More Posts by Frugal Portland

The Student Loan Interest Rate Doubled: Now What?

So, it happened. July 1st was the deadline. And now, regardless of fault, the student loan interest rate doubled. It used to be 3.4% (but who had that?) and now it’s 6.8%. What do we do now? Do we even know what that means? I’d argue that we don’t really know what that will mean. […]

What Does Consumer Confidence Mean?

I was listening to a story the other day on my local NPR affiliate (yes, I’m one of those) and I heard something completely astonishing. The story itself wasn’t so surprising. Consumer confidence is at a five-year high. But what they said next completely blew my mind. The article said that consumer spending makes up […]

Get Out of the Debt Mentality

Credit cards. Student loans. Store credit cards. Dental credit cards. Car loans. First mortgages. Second mortgages. Lines of credit.¬† Zero percent financing. We’re borrowing for everything!   How Debt Keeps us Constantly Broke We are like crows, in a sense. Hey, look at that shiny thing, we think. And we want it. For major purchases, […]

The Funny Thing About Time

As we head into the summer, I can’t help but recall being a child. It took years to get through the last nice days of the school year. And then freedom! Somehow the period between June and September was one endless stream of sunshine. The moment we’d been waiting for the entire time we were […]

7 Practical Tips on How to Deal with Student Loan Debt

According to the nonprofit American Student Assistance, there are approximately 37 million people with student loans in the United States today, and the average balance is about $24,000. Friends, this is not good debt. And Congress would like to double the student loan interest rate on federal student loans, starting in July. The terms on […]

Why are Women Afraid to Invest?

A recent article in the Huffington Post got me thinking about women and investing. ¬†More specifically, it got me thinking about the call out that women are afraid to invest. Also, I read a lot of personal finance blogs. A lot. And in general sweeping stereotypical terms, one thing I keep noticing is that blogs […]

The Most Important Piece of Financial Advice for College Graduates

I’ve been thinking a lot about what I would tell someone who is graduating college. What advice I’d give. What stories I would tell. I could fill a book with nuggets of wisdom I’ve picked up in the nine years I’ve been out of college (first, where on earth did I put my gosh darn […]

Is Real Estate a Good Investment? Ask Better Questions

In less than two weeks, I’m buying a condo. I was talking with a friend over the weekend about my concerns, and how I worked through them. But one piece still nagged at me. “I keep thinking about what a terrible investment it was to buy a townhouse in 2006,” I told my friend. “Is […]

Rethinking Money Goals

“I’m never going to be rich,” my future brother-in-law said, “I’m too lazy.” We were sitting on a blanket, enjoying a picnic on an unseasonably warm Sunday afternoon in May. He continued, “I like doing things like this way more than I like having money, so I’m not going to get myself into a situation […]

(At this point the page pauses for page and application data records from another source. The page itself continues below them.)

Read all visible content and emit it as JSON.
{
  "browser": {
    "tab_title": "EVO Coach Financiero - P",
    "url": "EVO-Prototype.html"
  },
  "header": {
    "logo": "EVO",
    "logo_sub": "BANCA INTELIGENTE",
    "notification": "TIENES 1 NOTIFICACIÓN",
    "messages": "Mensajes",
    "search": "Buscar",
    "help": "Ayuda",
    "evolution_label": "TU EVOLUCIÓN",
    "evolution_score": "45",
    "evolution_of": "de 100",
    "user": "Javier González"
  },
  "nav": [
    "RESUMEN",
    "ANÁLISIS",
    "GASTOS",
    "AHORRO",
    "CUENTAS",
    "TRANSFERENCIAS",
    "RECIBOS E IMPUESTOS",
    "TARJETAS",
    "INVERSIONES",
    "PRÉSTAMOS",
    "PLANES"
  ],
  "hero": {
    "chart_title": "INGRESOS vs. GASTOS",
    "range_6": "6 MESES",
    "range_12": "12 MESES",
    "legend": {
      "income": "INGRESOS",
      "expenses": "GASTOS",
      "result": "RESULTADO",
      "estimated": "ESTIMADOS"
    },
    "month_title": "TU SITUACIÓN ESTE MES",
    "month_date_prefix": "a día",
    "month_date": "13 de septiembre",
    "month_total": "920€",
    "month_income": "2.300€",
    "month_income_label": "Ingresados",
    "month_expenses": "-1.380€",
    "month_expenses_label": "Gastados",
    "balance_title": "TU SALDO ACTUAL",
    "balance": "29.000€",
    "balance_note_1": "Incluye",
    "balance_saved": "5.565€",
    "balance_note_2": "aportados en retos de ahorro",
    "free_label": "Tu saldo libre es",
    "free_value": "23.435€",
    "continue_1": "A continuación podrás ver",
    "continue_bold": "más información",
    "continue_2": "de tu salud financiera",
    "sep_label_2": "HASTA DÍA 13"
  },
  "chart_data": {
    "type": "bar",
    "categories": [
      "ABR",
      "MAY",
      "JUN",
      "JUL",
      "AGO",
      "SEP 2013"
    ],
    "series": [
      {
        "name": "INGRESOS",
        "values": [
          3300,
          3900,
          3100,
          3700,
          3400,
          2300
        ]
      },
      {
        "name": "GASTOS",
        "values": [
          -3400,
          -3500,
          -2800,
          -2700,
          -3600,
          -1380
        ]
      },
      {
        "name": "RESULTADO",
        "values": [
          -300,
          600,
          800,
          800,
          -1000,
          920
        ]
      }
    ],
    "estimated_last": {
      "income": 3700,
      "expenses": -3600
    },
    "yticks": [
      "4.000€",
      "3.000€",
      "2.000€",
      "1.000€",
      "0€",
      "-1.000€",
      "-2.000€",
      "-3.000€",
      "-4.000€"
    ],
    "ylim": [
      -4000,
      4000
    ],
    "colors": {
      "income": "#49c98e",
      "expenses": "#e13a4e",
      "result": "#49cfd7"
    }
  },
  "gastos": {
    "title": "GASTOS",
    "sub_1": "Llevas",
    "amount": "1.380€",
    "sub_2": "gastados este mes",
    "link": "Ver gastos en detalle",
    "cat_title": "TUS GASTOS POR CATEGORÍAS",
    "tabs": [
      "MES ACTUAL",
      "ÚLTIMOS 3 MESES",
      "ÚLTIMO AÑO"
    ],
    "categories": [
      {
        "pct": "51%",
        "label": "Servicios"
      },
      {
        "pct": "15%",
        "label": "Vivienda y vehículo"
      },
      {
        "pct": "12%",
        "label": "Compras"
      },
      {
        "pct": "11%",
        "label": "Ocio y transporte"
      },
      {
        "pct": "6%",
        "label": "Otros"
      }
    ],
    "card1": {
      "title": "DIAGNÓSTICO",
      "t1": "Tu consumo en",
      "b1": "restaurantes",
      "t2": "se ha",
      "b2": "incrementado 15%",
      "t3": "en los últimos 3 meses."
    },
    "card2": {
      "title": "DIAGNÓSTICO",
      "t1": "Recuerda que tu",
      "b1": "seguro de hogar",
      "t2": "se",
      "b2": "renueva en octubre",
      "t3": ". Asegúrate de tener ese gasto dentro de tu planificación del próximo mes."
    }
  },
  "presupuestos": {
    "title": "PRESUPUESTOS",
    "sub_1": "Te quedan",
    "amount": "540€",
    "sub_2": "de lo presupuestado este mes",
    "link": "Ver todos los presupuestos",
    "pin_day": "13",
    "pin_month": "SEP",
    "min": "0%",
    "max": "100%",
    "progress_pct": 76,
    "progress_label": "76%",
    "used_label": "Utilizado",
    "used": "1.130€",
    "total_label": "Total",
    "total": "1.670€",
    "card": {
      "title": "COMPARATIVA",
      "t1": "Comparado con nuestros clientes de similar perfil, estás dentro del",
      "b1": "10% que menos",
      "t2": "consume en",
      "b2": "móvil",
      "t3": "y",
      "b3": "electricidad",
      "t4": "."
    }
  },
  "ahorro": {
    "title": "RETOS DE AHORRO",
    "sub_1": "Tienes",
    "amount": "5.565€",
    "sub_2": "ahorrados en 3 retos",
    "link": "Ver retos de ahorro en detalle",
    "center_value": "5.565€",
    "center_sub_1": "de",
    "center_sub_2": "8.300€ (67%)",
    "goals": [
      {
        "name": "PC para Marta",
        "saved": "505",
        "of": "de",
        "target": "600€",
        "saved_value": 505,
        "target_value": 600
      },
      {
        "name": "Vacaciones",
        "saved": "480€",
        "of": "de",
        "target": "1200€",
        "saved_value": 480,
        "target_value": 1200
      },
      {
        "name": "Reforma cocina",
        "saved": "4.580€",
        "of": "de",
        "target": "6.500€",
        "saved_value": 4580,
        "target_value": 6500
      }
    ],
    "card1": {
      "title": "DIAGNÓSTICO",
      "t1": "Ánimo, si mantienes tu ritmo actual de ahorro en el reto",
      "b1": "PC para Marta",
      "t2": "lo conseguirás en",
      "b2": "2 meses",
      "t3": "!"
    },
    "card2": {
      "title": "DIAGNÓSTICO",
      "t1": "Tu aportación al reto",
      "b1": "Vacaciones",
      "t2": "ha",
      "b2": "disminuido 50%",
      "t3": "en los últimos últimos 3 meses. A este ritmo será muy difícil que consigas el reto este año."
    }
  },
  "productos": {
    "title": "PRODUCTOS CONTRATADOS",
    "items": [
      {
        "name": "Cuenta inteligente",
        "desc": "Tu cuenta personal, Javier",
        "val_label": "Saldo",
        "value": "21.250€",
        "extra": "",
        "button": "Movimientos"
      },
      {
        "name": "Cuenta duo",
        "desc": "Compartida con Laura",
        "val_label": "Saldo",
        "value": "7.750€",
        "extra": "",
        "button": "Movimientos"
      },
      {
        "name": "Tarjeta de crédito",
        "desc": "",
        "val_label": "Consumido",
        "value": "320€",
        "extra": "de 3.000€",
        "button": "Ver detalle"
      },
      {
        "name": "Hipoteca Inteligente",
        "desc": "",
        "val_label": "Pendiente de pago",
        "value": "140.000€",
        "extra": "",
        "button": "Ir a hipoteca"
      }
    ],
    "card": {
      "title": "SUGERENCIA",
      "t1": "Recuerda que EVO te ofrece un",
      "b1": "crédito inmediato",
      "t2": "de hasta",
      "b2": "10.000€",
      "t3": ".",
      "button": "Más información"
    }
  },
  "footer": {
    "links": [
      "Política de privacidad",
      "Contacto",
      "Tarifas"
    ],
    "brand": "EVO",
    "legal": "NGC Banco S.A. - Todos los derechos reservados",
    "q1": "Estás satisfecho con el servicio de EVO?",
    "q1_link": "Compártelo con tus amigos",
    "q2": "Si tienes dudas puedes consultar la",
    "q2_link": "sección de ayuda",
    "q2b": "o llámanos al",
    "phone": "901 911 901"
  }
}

How Do You Know When It’s a Good Time to Start Investing?

When you first start your financial journey, you learn pretty quickly that there are many steps between the starting line (college graduation) and the finish line (retirement without poverty). And yet, there are a ton of moving pieces. You have to pay to live somewhere, you have to start paying those student loans back, you […]